Where Are They Going? | Outside My Window
5 April 2019
In late March more than 440 lesser black-backed gulls congregated in a damp field in northeastern Pennsylvania — an exciting find because they used to be very rare in North America. Why are they here and where are they going? The Pennsylvania Game Commission is using satellite telemetry to find out.
Lesser black-backed gulls (Larus fuscus) are an Old World species that breeds in Iceland, northern Europe, Russia and Kazakhstan and spends the winter in Europe, Africa and coastal Asia. They were never seen in North America until one showed up in New Jersey in 1934. Slowly their wintertime numbers increased until they’re now considered non-regular winter visitors to North America’s Atlantic and Gulf Coasts. See the map below.
They still don’t breed in North America in numbers that count on that map. However, they might be thinking about it.
In 2007 a single lesser black-backed gull began breeding on Appledore Island Maine, paired with a female herring gull because there were no other lesser black-backed gulls around. (Lesser black-backed and herring gulls are closely related.)
Meanwhile their migration numbers through Pennsylvania are high enough that ornithologists began to wonder if lesser black-backed gulls are bothering to cross the Atlantic to breed. Are they going to Iceland? We would know that answer if we knew where the Pennsylvania flock was going.
Last spring the PA Game Commission attached satellite transmitters to nine adult gulls when they stopped over in Pennsylvania. The map of the gulls’ movements tells an interesting tale.
The satellite-tagged gulls don’t go to Europe. They stay in North America. Based on their sedentary lifestyle in June they seem to be breeding in Greenland and northeastern Canada.
Click here for the interactive Lesser Black-Backed Gull Telemetry map that zooms in and follows the gulls’ paths. (There’s more about the study here.)
Is there a breeding population of lesser black-backed gulls in North America now? This year we’ll watch again to find out where they’re going.
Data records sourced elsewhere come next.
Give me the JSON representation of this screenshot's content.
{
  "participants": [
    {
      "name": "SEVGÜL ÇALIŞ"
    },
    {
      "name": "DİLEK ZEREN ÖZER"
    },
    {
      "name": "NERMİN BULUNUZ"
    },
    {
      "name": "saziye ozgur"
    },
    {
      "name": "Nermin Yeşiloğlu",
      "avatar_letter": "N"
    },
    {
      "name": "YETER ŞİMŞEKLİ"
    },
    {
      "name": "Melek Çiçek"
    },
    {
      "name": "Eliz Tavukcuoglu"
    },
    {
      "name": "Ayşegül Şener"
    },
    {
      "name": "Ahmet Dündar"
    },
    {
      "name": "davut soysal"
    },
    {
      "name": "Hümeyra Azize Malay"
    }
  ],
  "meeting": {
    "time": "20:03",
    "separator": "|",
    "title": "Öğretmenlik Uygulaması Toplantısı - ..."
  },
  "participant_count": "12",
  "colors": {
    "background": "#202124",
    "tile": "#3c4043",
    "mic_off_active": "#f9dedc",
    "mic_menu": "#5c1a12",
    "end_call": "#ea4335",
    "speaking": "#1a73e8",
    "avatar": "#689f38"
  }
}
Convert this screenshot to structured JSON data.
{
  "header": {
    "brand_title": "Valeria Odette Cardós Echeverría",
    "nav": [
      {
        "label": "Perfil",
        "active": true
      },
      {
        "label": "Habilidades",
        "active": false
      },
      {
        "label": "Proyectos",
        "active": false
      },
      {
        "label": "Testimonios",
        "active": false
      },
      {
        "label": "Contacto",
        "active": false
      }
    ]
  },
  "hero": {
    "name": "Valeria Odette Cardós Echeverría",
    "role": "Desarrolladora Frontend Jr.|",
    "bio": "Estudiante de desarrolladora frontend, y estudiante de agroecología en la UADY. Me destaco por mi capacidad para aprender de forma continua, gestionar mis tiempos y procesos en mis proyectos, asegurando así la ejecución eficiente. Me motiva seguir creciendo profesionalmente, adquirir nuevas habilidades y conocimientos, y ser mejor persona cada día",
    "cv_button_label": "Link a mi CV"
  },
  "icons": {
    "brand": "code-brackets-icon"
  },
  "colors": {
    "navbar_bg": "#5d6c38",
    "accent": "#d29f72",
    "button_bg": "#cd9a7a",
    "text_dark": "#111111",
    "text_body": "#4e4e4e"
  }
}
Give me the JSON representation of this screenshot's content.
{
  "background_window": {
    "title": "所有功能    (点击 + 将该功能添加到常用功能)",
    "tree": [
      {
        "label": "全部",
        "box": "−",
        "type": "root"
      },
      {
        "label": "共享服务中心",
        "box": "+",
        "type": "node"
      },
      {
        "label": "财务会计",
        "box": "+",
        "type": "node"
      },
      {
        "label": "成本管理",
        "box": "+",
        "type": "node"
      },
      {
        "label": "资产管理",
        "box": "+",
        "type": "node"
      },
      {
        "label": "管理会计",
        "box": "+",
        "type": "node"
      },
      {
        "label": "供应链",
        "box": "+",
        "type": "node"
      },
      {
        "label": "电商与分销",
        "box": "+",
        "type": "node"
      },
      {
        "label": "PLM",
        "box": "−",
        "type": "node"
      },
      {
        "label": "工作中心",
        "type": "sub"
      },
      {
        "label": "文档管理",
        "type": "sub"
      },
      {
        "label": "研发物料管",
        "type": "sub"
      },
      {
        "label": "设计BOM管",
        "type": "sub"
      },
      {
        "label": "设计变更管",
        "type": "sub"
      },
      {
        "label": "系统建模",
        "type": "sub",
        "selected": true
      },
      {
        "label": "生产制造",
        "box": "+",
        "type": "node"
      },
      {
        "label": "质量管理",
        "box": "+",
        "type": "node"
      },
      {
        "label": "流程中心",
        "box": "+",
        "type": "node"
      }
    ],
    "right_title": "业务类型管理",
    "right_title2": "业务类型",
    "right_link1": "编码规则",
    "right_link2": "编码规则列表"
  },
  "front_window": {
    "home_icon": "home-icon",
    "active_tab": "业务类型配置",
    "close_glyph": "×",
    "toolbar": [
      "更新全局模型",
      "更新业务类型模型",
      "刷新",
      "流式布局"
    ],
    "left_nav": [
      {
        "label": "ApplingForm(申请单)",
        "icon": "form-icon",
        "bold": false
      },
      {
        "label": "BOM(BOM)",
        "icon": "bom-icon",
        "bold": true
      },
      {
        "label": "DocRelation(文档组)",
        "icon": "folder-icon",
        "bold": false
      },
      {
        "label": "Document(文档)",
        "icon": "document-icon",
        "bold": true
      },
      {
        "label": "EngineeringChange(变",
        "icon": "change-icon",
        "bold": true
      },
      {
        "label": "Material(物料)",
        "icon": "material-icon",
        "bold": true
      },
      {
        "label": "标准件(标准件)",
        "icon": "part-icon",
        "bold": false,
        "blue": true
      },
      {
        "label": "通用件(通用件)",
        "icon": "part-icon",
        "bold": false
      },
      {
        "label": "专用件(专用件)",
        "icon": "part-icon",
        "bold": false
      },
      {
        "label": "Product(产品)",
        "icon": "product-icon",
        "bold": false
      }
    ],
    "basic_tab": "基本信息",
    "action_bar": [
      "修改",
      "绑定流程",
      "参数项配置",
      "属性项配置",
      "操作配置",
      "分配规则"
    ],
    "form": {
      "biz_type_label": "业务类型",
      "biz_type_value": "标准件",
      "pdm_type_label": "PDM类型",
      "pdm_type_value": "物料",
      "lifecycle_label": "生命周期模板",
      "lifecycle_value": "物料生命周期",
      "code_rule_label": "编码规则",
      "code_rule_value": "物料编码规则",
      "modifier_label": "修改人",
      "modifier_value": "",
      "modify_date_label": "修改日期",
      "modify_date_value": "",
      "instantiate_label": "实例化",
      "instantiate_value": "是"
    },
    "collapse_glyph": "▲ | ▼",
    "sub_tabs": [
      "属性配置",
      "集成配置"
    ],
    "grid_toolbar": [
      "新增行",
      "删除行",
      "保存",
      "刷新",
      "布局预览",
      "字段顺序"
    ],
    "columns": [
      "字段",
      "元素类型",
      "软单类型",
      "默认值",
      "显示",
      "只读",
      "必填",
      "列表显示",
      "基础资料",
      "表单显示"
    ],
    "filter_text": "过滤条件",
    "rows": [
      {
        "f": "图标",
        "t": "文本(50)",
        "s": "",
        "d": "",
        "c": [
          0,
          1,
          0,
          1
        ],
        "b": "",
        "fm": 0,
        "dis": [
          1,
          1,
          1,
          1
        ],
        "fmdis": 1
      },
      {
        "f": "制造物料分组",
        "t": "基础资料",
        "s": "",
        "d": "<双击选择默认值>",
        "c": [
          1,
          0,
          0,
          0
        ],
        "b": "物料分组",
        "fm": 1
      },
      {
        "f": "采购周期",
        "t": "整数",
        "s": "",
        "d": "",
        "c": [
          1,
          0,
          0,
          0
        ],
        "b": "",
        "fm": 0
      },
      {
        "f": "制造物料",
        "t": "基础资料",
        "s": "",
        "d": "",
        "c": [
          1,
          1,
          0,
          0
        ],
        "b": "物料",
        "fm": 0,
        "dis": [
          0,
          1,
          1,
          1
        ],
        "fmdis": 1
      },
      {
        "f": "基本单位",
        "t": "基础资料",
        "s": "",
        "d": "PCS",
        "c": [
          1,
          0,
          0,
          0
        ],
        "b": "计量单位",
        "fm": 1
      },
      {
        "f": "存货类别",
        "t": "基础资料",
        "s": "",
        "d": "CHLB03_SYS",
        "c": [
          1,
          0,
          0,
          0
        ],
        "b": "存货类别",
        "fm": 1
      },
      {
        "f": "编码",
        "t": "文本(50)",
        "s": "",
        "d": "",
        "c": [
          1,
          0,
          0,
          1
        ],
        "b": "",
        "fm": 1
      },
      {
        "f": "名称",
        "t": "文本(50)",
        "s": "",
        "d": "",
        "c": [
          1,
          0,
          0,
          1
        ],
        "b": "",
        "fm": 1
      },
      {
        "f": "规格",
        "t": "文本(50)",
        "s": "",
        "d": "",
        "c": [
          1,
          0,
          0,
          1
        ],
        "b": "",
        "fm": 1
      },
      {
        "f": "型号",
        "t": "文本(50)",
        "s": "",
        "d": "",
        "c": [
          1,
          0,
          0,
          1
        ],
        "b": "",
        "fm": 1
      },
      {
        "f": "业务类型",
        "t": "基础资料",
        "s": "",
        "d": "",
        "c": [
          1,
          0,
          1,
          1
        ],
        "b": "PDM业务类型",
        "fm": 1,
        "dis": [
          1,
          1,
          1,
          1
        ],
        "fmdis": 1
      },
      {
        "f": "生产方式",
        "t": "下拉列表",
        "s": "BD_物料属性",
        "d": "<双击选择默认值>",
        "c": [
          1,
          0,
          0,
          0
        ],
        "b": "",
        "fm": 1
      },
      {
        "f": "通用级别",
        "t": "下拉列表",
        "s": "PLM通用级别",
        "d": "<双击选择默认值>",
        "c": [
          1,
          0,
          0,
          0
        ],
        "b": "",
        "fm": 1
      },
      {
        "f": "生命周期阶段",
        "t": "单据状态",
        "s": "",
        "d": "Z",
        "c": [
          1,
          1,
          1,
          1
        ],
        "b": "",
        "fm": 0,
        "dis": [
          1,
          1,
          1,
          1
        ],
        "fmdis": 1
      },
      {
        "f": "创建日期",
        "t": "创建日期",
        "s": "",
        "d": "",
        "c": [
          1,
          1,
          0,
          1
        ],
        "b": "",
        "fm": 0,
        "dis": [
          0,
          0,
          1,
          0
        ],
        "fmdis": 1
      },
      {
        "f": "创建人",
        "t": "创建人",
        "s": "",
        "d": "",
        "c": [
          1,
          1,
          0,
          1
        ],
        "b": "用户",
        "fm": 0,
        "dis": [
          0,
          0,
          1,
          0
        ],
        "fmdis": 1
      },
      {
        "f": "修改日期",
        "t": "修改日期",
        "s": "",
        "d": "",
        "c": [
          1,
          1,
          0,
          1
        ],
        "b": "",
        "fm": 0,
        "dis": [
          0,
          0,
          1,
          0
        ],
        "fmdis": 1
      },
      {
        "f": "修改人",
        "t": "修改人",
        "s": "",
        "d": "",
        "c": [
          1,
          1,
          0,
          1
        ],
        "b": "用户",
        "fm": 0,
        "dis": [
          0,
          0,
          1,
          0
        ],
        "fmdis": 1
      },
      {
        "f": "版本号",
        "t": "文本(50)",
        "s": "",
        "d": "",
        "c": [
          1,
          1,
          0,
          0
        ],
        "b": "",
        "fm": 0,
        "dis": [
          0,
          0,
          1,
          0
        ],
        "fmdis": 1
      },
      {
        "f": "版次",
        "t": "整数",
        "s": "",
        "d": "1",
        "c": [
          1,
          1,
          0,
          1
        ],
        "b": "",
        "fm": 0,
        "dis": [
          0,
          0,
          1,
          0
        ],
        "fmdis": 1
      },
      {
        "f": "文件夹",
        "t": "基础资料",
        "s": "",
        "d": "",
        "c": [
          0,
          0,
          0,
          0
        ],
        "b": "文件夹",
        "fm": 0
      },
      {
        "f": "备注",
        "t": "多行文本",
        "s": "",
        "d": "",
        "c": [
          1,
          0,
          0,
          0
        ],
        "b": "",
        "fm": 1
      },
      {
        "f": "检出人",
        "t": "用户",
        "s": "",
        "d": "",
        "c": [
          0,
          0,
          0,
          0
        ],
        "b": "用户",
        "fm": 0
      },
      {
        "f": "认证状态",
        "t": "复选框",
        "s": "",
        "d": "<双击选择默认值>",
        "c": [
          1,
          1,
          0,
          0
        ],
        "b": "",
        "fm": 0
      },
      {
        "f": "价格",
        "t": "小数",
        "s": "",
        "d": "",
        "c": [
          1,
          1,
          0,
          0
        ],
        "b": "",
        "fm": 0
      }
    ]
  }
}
(photos from Wikimedia Commons, maps from PA Game Commission’s Lesser Black-backed Gull telemetry project; click on the captions to see the originals)